Alzheimer’s, Parkinson's and other Neurodegenerative diseases are on the rise within cultures around the globe that have adopted the North American lifestyle and diet. One of the scariest things we face as we age is losing our ability to function and reason on a coherent level. Celebrities like Michael J. Fox are bringing Parkinson's disease to the limelight and scientists are hopeful that a cure will be available within the next few decades. I’ve lost two Aunts to Alzheimer’s and the prescription drugs are failing to inhibit progression, so the only thing we can do is to make sure we're getting proper cellular nutrition.
Scan any list of so-called superfoods on the web and you’ll find the same group of berries at the top of the list. They’re low in calories, fat free and a good source of fibre and vitamins. But their superfood status is credited largely to outstanding polyphenol content, natural compounds linked with anti-aging, anti-cancer and heart health benefits. But it gets even better. A new study suggests properties in berries remove toxins that interfere with brain function. Now berries can help your brain clean house.It seems that a berry-rich diet can activate the brain?s natural house-cleaning process, helping remove toxins and other compounds that can interfere with brain function. iStockphoto
When it comes to anti-aging, previous studies have demonstrated the ability of raspberries, strawberries, blueberries, blackberries, etc to slow cognitive decline and improve memory in aged animals. It’s thought that polyphenols protect the brain through their antioxidant and anti-inflammatory characteristics.
A new study presented last week at the 240th meeting of the American Chemical Society suggests that berries do more to keep your brain healthy as you age than fight harmful free radicals and dampen inflammation. It seems that a berry-rich diet can activate the brain’s natural house-cleaning process, helping remove toxins and other compounds that can interfere with brain function.
Brain cells called microglia are responsible for the clean-up and recycling of toxic proteins, a process called autophagy. In aging, however, microglia fail to do their work properly and toxic debris builds up. In addition, microglia become over-activated and actually begins to damage healthy brain cells.
In the study, researchers from the Human Nutrition Research Center on Aging at Tufts University in Boston exposed cultures of mouse brain cells to extracts of a variety of berries as well as walnuts, which are also rich in polyphenols. The extracts were the human equivalent to eating one cup of fresh berries or 14 walnut halves.
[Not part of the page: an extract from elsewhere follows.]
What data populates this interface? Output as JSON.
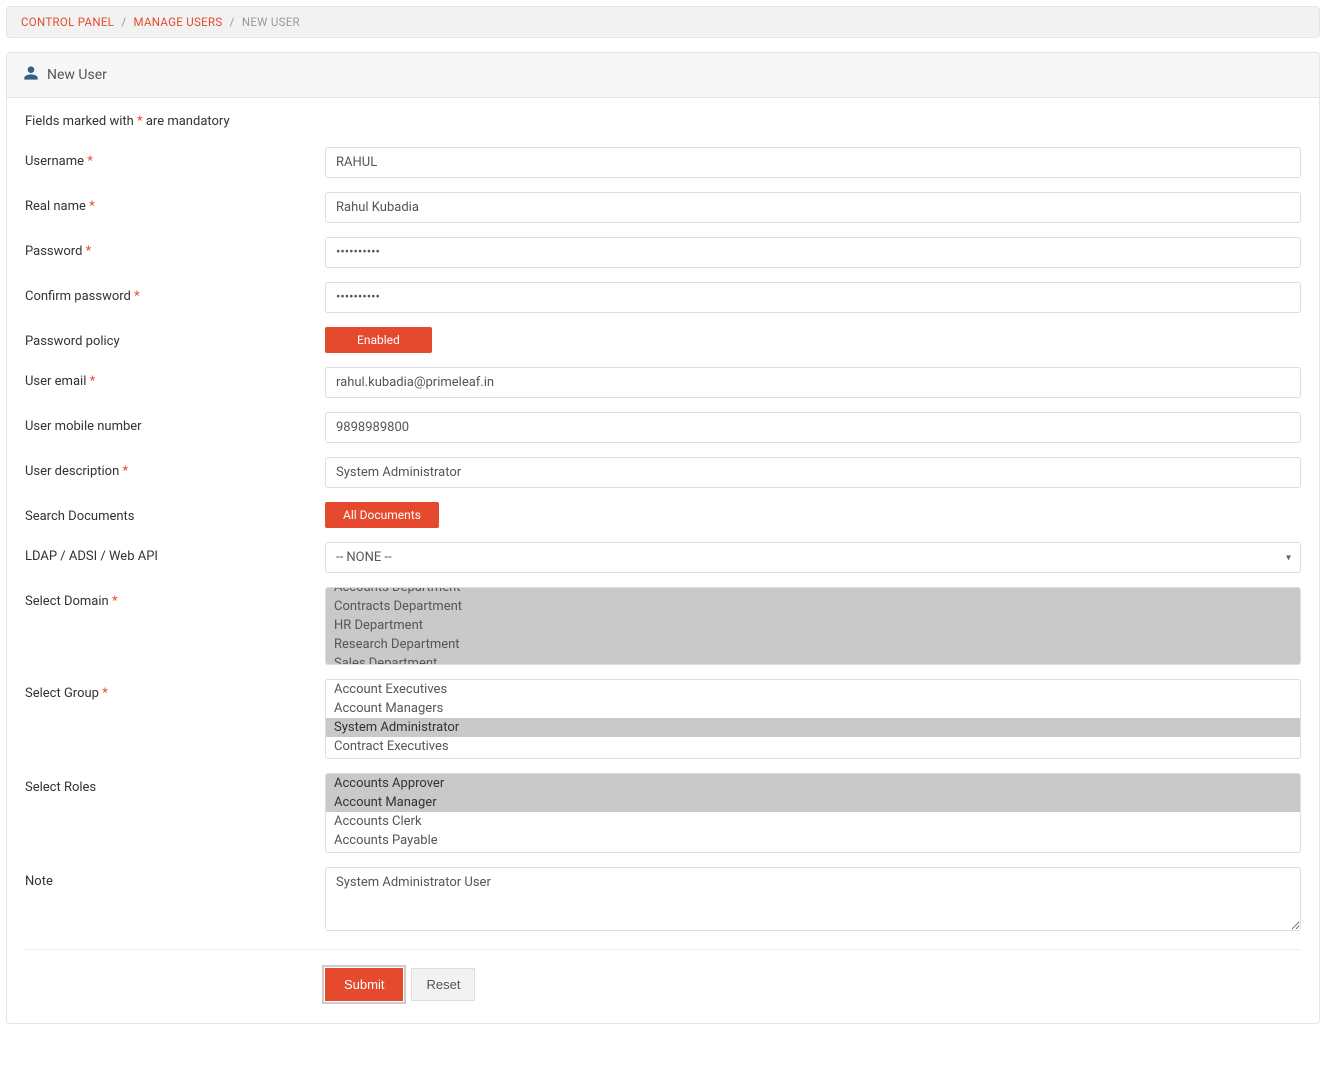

The berry and walnut extracts inhibited the action of a protein than normally shuts down autophagy and increased the levels of proteins that turn on the brain’s house-keeping process.
The main source of polyphenols is your diet. While berries like raspberries, blueberries, blackberries, strawberries and walnuts are excellent sources so are cherries, cranberries, plums, pomegranate seeds, prunes and red and purple grapes. Knowing the benefits these little nutrient powerhouses posses, I’ve made berries a key part of my morning breakfast ritual for years, and for the past year, in an effort to increase my consumption of berries to my diet, I have added a couple ounces of Youth Juice every morning. Each bottle of YJ is locally grown and manufactured whole food product contains 7 lbs of the same berries featured in the study above.
Other foods have also been shown to slow aging of the brain. Earlier this year, a large U.S. study revealed that individuals who had higher intakes of salad, nuts, fish, tomatoes, fruit, cruciferous vegetables, leafy greens and lower intakes of high-fat dairy, red meat, organ meats and butter were 38 per cent less likely to develop Alzheimer’s disease compared to those who adhered the least to this dietary pattern. Another report concluded that a diet rich in fruit, vegetables, nuts, beans and olive oil guarded against Alzheimer’s.
Brain cells should be protected more so than any other cells in your body for one very good reason - they do not regenerate. Once brain cells die, they're gone forever, unlike other cells in your body. If you don't make efforts to clear out the free radicals in the brain, degeneration will begin to occur on a daily basis. Think about it!
Enjoy the Ride….Rob